Reflecting on a seminal time in Mayo’s history

Comment & Opinion

WAR MEMORABILIA The war memorabilia of Dr John Madden, one of the West Mayo Flying Column, is to be donated to the Jackie Clarke Collection in Ballina. A selection from the collection adorns the front of our 48 page War of Independence supplement in this week’s paper. Pic: Michael McLaughlin

Foreword
Edwin McGreal

One hundred years ago tomorrow (Wednesday), Michael Kilroy and his West Mayo Active Service Unit – or Flying Column as they were often known – were lying in wait between Westport and Leenane for an ambush that would arguably change the course of history.
Their spectacular military success at Carrowkennedy against Crown forces reversed fortunes after the disaster that was the Kilmeena Ambush, which had taken place exactly two weeks previously.
Then, it was Kilroy’s men who were reeling. Five of his men were killed. In Carrowkennedy, seven Crown forces were killed and all of Kilroy’s column escaped, with plenty of additional arms.
Kilroy and his men somehow managed to evade capture from there until the truce on July 11. Thousands of Crown forces were in pursuit, on the ground and even in the air.
They could not catch Kilroy’s men, and along the way, Kilroy’s brother-in-law, the celebrated photographer Jack Leonard, captured the column in the iconic ‘Men of the West’ photo in Lahardane.
The Carrowkennedy Ambush and subsequent failure to apprehend the column was a major blow to Crown efforts to win the war with the IRA. Indeed, Cathal Brugha, the IRA’s Chief of Staff, credited Kilroy as being one of the three guerrilla leaders who won the war for the IRA.
One hundred years on, it is fitting we remember what happened in the War of Independence in Mayo. So in today’s paper we have a 48-page supplement commemorating a seismic period in the history of our county.
We’ve been marking the anniversary of the War of Independence for six weeks now. Our three-part series on the Tourmakeady Ambush by Ultan Lally ran around the anniversary of that event (May 3). We’ve run a mini series, War Stories, since – and that will continue to run for the coming weeks also.

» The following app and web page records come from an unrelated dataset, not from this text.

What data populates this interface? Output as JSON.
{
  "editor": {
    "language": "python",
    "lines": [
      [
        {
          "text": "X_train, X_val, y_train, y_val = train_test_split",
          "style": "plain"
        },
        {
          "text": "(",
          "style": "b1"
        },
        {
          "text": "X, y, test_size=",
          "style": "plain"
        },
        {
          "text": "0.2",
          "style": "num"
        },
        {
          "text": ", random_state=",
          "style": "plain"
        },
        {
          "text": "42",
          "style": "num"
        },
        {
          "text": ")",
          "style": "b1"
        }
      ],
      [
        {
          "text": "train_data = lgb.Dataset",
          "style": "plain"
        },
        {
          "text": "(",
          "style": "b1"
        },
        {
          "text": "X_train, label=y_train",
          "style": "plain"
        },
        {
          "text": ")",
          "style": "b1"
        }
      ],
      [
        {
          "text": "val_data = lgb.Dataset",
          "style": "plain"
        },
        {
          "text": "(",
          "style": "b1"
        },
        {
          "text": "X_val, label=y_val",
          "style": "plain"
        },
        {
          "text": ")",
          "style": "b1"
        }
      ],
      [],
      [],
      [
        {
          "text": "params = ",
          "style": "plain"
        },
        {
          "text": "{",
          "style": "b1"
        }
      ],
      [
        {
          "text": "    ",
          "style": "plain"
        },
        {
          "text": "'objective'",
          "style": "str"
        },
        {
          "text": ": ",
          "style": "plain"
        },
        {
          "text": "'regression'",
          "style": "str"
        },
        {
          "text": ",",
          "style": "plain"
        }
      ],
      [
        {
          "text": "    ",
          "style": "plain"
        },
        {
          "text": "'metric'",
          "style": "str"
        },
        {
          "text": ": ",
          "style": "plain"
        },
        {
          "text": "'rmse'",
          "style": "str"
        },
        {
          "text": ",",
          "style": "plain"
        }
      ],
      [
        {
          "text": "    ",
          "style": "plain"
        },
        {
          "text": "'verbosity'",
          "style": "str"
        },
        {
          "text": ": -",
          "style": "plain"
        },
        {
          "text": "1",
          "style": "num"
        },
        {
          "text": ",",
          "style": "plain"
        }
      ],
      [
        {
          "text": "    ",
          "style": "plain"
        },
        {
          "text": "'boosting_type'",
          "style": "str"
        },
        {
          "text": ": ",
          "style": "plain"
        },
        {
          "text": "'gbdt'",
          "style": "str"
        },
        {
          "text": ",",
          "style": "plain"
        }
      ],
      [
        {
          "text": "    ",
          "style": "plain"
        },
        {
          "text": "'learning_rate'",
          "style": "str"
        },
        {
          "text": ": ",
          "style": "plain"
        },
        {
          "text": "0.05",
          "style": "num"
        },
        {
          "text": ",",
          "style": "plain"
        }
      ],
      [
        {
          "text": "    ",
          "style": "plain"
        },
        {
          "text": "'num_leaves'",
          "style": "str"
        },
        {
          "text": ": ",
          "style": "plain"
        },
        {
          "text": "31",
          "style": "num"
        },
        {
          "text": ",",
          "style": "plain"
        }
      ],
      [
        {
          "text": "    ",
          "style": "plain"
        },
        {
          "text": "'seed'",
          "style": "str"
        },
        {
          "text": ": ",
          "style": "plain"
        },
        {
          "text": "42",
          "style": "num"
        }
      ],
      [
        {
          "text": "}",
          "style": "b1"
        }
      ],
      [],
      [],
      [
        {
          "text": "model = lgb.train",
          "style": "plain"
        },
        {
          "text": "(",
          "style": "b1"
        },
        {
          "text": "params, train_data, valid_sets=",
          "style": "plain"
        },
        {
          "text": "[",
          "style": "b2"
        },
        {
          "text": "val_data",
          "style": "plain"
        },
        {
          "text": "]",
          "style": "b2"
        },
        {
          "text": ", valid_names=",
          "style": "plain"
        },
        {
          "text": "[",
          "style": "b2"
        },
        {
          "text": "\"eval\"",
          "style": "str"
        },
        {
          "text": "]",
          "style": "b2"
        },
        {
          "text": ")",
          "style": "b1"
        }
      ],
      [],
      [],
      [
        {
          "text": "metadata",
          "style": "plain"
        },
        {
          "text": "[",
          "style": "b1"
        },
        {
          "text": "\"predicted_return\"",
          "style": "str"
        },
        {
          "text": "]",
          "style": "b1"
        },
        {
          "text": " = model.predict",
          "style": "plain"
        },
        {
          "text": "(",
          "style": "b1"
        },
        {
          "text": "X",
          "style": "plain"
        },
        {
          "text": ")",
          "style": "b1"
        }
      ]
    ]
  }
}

Ordinary men and women
What must it have been like for the young men of this county who put their lives on the line to take part in military operations against the might of the British Empire?
What must it have been like for the women of Cumann na mBan who put themselves at risk by supporting the war effort in every way possible?
What must it have been for the ordinary men and women in the county who were often quite literally caught in the crossfire as reprisals from the Black and Tans hit every corner of this county?
Regardless of your perspective, there can be no doubt that events of 100 years ago were absolutely transformative. Our supplement aims to recognise the War of Independence in Mayo for what it was – an extraordinary time in the history of this county we call home.
The aforementioned Tourmakeady Ambush, and its predecessor also by the South Mayo IRA, the Partry Ambush (March 6, 1921), were the first big offensives in Mayo.
Later in May and into June, the big engagements were taking place in West Mayo. Our supplement reflects that with forensic and enthralling pieces by local historians Seán Cadden, Vincent Keane and James Kelly on Kilmeena, Skerdagh and Carrowkennedy.
James Kelly has also compiled marvellous profiles of those in that famous ‘Men of the West’ photograph while we give pride of place in our supplement to that photograph, in a centre-spread poster, colourised with the advances that modern technology has allowed.
We examine what was going on around the county and get all manner of perspectives on events from the Republican Courts to the complexity of recollections to gun running to the mystery of an Erris RIC constable killed in Carlow.
As you read all these pieces, it becomes apparent that events of 100 years ago impacted everyone in so many different ways. There was nothing simple or straightforward about it. We’ve let a team of brilliant contributors bring their own expertise, depth and passion to these pages.

Difficulties
We are acutely aware when pulling this supplement together that we are only telling some stories, only talking about some people and some places. As much as we have tried to be thorough, it is an impossible task in 48 pages.
It is our hope that people will see the stories contained herein not as individual stories, but of stories of a collective group of people in this county, representing the stories of all.
Indeed, our stunning front page picture features a collection of magnificent mementos belonging to Dr John Madden, one of the Men of the West.
It is not an ode just to John Madden, but to all who fought and served for the tricolour, who earned their War of Independence medals, who were part of the story 100 years ago of a group of extraordinary men and women who put their lives on hold and lives on the line to try to create a better future for the generations that followed.
A century on, it is important we reflect, honour and remember that.